In the 1930 census of Newport News, Virginia: on Shoe Lane, Jesse Faulkland, 40, brickyard laborer; wife Eliza M., 37; children Rachael R., 16, Ethel M., 14, Jesse A., 10, Margaret C., 7, and Coynetta M., 4; nieces Elsie Askew, 18, and Cathleen Warren, 12; and lodger Coy Jones, 52, shipyard laborer. [Eliza Boykin Faulkland was Theodocia Magnolia Boykin Askew Warren’s sister.]
On 31 August 1931, Curtis Wiggins, 23, of Whalleyville, Virginia, son of Robert Wiggins and Cora Ford, married Joann Askew, 21, of Buckingham, Pennsylvania, daughter of John Askew and Magnolia Boyd, in Newport News, Virginia.
In the 1940 census of Philadelphia, Pennsylvania: at 4431 Brown Street, William Ricks, 25, cook and waiter at cafe; wife Anna, 26, hotel maid; and aunt and lodger Magnolia Henry, 56, widow.
In 1941, Curtis Wiggins registered for the World War II draft in Philadelphia, Pennsylvania. Per his registration card, he was born 15 October 1908 in Whaleyville, Virginia; lived at 1255 South 18th Street, then 902 North Sartain, Philadlephia;his contact was wife Joanna Wiggins, 1255 South 18th; and he worked for Merchants & Miners Transportation Company, Philadelphia.
Elsie Wiggins died 27 January 1941 in Philadelphia, Pennsylvania.

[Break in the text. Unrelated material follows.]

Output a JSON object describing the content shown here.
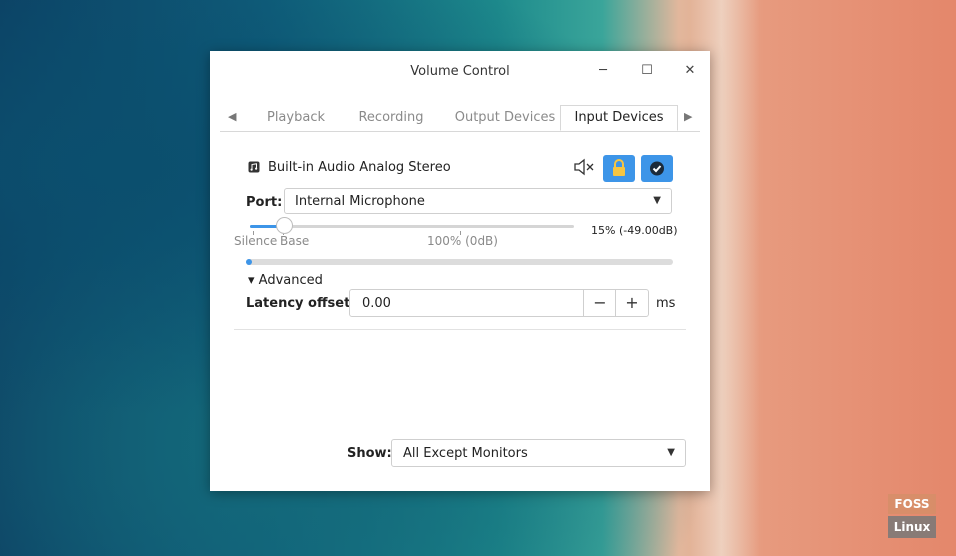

Per her death certificate, she was born 14 January 1911 in New York to John Askew and Magnolia Boykin; was married to Curtis Wiggins; and lived at 902 Sartain, Philadelphia.
In the 1950 census of Philadelphia, Pennsylvania: at 741 45th Street, Magnolia Henry, 66, widow; nieces Ella Davis, 25, and Victoria Drain, 11; nephew Thomas Heath, 28, and his wife Geneva, 25, and son Thomas Jr., newborn; and lodgers Ruth Mines, 26, Nancy Mines, 4, Kenneth Mines, newborn, Flax Graves, 42, Susan Graves, 45, and Beatrice Graves, 15.
Magnolia Henry died 30 April 1951 in Philadelphia, Pennsylvania. Per her death certificate, she was born 7 February 1884 in Wilson, N.C., to John Boykin and Dicy Bailey; was a widow; and lived at 741 North 45th Street, Philadelphia.
Ed Lucas was killed when falling timber struck his head while he worked. His employer W.D. Hackney was the informant for his death certificate, but knew little of Lucas, and the document notes: “Deceased was an unknown laborer at Wagon Factory.”
Update, 16 July 2022:
Evening Chronicle (Charlotte, N.C.), 2 May 1910.
Thanks to Carol Ten Hoopen for locating this article.
Death certificates have not always been complete or reliable sources of primary evidence. When a two month-old girl died on 9 January 1914 in Wilson, her name was originally given as “Lucy Ward‘s Baby.” Her first name was later added as “(Mildred)” and, later still, a surname, her mother’s.
Worse, the toddler’s cause of death is wholly unsatisfactorily: “Don’t know — didn’t have a physician.” End of inquiry.
The brief news report about Mary N. Vick stated that the ten year-old drowned after falling into a wash tub. Her death certificate, however, declared hers a natural death, with “no signs of foul play.”
An article in the 2 June 1940 News and Observer helps explain:
The cause of death on John Henry Evans‘ death certificate is fairly laconic: “brain injury due to auto accident.”
Newspaper accounts detail a more complicated story. About eight o’clock on the evening of April 11, Evans and J.D. O’Neal, on whose land he lived, were driving wagons to fertilizer to O’Neal’s farm near Lamm’s School [today, near the intersection of Interstate 95 and U.S. 264.] The men stopped on the shoulder of the road to talk to O’Neal’s brother. Both wagons were lit with lanterns. Erwin Stewart of Durham smashed into other wagons in a Graham truck and flipped over in a ditch. According to witnesses, Stewart’s truck had only one headlight working and had drifted partly on the shoulder of the road. The wagons were demolished, one mule was badly injured, and John Henry Evans was first thought dead. He was rushed to the “colored hospital.” As his death certificate notes, Evans lingered for five days before succumbing to injuries to his head.
Wilson Daily Times, 12 April 1929.
For all the carelessness hinted at in the initial report, a month later, Stewart was acquitted of a manslaughter charge in Evans’ death.